  5. Currently, wired respiratory rate sensors tether patients to a location and can potentially obscure their body from medical staff. In addition, current wired respiratory rate sensors are either inaccurate or invasive. Spurred by these deficiencies, we have developed the Bellyband, a less invasive smart garment sensor, which uses wireless, passive Radio Frequency Identification (RFID) to detect bio-signals. Though the Bellyband solves many physical problems, it creates a signal processing challenge, due to its noisy, quantized signal. Here, we present an algorithm by which to estimate respiratory rate from the Bellyband. The algorithm uses an adaptively parameterized Savitzky-Golay (SG) filter to smooth the signal. The adaptive parameterization enables the algorithm to be effective on a wide range of respiratory frequencies, even when the frequencies change sharply. Further, the algorithm is three times faster and three times more accurate than the current Bellyband respiratory rate detection algorithm and is able to run in real time. Using an off-the-shelf respiratory monitor and metronome-synchronized breathing, we gathered 25 sets of data and tested the algorithm against these trials.

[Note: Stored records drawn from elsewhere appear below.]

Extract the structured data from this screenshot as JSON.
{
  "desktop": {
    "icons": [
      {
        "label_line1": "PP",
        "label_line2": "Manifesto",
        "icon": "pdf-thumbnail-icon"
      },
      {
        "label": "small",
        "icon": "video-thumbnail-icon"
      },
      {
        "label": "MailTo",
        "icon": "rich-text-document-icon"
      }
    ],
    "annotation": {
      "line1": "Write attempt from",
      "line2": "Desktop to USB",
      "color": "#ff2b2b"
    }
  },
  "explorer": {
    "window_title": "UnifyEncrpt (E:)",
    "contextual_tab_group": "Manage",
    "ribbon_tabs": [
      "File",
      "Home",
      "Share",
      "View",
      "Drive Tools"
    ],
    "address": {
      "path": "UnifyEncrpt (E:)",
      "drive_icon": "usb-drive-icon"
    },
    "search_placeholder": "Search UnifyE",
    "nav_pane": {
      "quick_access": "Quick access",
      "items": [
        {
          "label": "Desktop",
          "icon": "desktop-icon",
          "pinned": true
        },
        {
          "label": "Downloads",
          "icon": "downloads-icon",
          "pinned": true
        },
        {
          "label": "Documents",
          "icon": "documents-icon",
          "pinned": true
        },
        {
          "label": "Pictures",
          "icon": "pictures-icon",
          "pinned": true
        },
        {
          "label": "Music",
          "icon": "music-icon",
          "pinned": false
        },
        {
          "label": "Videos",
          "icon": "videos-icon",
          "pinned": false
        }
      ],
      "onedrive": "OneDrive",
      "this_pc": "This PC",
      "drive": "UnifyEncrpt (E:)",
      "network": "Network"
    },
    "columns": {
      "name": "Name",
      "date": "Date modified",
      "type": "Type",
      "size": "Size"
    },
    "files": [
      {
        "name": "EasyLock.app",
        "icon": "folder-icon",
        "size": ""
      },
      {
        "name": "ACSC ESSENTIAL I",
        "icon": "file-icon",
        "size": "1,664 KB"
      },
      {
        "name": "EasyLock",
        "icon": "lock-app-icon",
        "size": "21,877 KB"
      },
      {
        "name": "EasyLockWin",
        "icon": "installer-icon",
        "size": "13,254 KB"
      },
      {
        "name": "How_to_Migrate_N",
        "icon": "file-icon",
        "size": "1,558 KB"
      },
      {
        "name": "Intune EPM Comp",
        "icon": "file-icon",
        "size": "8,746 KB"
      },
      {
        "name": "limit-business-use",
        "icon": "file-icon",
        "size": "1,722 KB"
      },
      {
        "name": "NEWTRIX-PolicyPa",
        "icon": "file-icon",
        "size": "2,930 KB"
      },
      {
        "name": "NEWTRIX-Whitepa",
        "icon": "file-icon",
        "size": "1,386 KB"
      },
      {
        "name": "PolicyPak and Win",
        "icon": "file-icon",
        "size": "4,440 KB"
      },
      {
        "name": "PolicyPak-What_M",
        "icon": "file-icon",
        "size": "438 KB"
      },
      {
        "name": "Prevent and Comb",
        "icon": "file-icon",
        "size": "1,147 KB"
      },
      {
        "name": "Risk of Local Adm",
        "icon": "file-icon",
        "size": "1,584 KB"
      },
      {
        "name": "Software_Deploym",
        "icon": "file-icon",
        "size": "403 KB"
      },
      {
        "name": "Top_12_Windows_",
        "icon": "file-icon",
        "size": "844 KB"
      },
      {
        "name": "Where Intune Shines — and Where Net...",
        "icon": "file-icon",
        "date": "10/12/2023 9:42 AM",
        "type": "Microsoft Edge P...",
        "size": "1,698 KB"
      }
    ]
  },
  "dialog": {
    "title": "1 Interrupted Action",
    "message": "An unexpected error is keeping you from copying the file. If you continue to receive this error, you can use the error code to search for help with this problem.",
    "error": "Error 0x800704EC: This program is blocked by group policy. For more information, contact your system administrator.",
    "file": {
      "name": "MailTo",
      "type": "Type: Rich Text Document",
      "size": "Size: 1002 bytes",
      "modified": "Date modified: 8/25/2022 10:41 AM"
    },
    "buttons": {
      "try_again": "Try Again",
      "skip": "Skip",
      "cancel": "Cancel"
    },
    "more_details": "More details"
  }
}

The algorithm’s respiratory rate estimates diverged from ground truth by an average Root Mean Square Error (RMSE) of 4.1 breaths per minute (BPM) over all 25more »trials. Further, preliminary results suggest that the algorithm could be made as or more accurate than widely used algorithms that detect the respiratory rate of non-ventilated patients using data from an Electrocardiogram (ECG) or Impedance Plethysmography (IP).« less